Government of New Brunswick

Robert Murray

Pumpkin Hill

Commodity: Gold, Copper, Silver, Lead, Zinc, Cobalt

Claim block number (units): 10110 (20)

NTS Location: 21 H/05

Contact Information: 506-566-1962
[email protected]



Copper mineralization is associated with a vertical, northeast-trending chlorite-pyrite vein on the upper east face of a quarry. The vein cuts intermediate intrusive rock of the Cambrian quartz diorite, up to 1 m wide, exposed in the quarry face for over 10 m.

There are other unmineralized chloritic veins/zones in the quarry that appear to be fault-related, with evidence of shearing along the veins. The original mineralization was discovered in a large local quarry has been extensively excavated to a depth of 50 m from the top of the mountain. The upper portion of the quarry is primarily limestone, with an exposed granite and diorite Precambrian base. The chlorite wedge/vein that was discovered on the upper east face wall of the quarry extends from 3 m below the top of the mountain to the floor of the upper-level and is exposed for approximately 10 m. The base of the wedge is approximately 5 m across and strikes in a southwesterly direction through the quarry.

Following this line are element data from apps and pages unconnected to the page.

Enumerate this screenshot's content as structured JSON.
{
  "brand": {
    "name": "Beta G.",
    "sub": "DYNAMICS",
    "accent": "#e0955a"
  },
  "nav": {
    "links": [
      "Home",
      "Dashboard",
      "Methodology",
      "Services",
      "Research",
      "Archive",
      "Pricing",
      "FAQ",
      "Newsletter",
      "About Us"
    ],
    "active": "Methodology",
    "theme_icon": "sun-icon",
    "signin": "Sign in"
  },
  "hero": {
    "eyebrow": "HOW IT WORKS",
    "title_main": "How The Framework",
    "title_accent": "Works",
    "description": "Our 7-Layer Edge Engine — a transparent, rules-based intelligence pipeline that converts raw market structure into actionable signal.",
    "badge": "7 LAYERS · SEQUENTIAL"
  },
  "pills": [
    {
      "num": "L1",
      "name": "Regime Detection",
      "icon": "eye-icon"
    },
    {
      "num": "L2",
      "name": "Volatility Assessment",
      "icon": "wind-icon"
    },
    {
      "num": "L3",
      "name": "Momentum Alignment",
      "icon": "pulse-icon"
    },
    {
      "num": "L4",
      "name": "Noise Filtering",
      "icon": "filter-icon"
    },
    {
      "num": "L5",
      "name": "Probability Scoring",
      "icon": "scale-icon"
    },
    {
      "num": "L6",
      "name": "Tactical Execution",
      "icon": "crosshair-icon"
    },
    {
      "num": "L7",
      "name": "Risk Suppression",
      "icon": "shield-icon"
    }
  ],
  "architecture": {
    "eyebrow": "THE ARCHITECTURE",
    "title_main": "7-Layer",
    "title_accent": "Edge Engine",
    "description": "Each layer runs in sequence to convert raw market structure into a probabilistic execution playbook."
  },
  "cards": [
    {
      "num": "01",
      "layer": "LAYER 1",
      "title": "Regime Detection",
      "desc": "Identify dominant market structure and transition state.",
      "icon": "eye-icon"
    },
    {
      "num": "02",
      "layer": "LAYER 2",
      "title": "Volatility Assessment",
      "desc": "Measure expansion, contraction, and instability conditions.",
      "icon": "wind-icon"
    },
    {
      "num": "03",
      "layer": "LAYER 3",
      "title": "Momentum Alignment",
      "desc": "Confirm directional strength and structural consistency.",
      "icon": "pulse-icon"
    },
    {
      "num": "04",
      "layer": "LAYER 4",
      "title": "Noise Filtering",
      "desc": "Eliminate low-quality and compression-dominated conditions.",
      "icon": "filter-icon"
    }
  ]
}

There is long, well-defined crustal scale fault that strikes northeast to southwest from the Cedar Camp area, near Poley Mountain, southwestward to French Village, near Quispamsis, crossing the Hammond River at this location. The excavation of the quarry has exposed an overlying layer that is composed of a younger sedimentary sequence and the underlying basement igneous rocks. These basement rocks are believed to be significantly older plutons and part of a sequence of three or four plutons that have formed along the crustal scale fault. There is evidence of contact metamorphism from some combination of friction and heat, created mostly by movements along the fault, which is a conduit for the deposition of metallic sulphide minerals. These sulphides took advantage of the numerous fissures and cracks created in the igneous rock by the movements of the fault and seeped into the cracks while in a fluid state, then cooled and hardened in these cracks. Some of these anomalous pockets are very rich in metals, primary iron pyrite, copper, zinc, and also cobalt. It is believed that the stockworks present in the quarry at Pumpkin Hill is fairly large and mostly unexposed, for the width of the deposit becomes significantly larger as the quarry has been excavated deeper.

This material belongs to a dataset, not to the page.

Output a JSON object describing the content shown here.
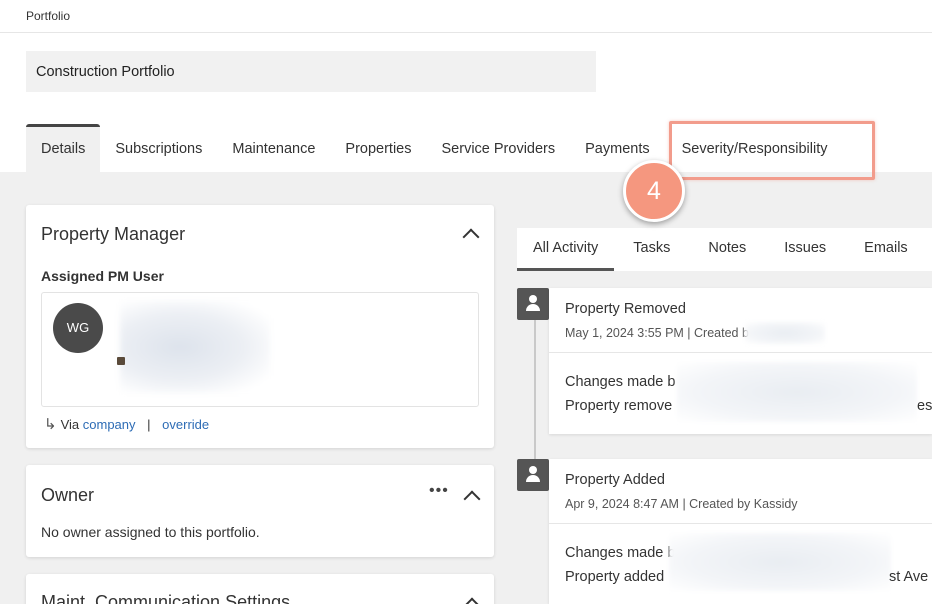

Previous Work: Limited work has been done on these claims. Two previous prospectors held the claims and conducted limited geochemical work. In 1995, Kevin Sharp (NB Mineral Report of Work 474650) discovered dense concentrations of copper minerals in the center of a large chlorite vein identified in two opposite walls of the pit. Sample #5 assayed gave 3,800 ppm Cu, 1,100 ppm Mn, and 26 ppb Au (Report No. 30897) confirming the presence of the copper. He noted that as the excavation of the quarry by D.O.T. in 1995 continued deeper, to a depth of 150 ft, the chlorite vein begins to show evidence of arsenopyrite along with the copper.

2021 Season: The 2021 prospecting season began with the discovery of outcrop containing mineralization identical to the mineralized outcrop in the quarry on strike of the fault 1,950 m. Assays returned 33 ppb Au, 32 ppm Ag, 8,870 ppm Cu, 2.7% Zn, 1.7% Pb, and 984 ppm Co (Table 1), highlighting the potential size of the mineralization zone along this fault (Photos 1, 2 and 3). In addition to this new discovery, extensive prospecting of the quarry and surrounding area has demonstrated that the cobalt bloom is associated with mineralizing fluids, stockwork veining, and mineralized faulting (Photo 2).

2021 Updated Results
The assay results from the gravel pit has outlined an extensive zone of copper mineralization with assays running 0.38% Cu to 0.73% Cu (see Map 3). Additionally, four additional zones of copper mineralization up to 0.89% Cu have been identified resulting in additional claims being filed to cover an extensive copper mineralized magnetic anomaly lying northwest of a crustal scale fault (see Map 4).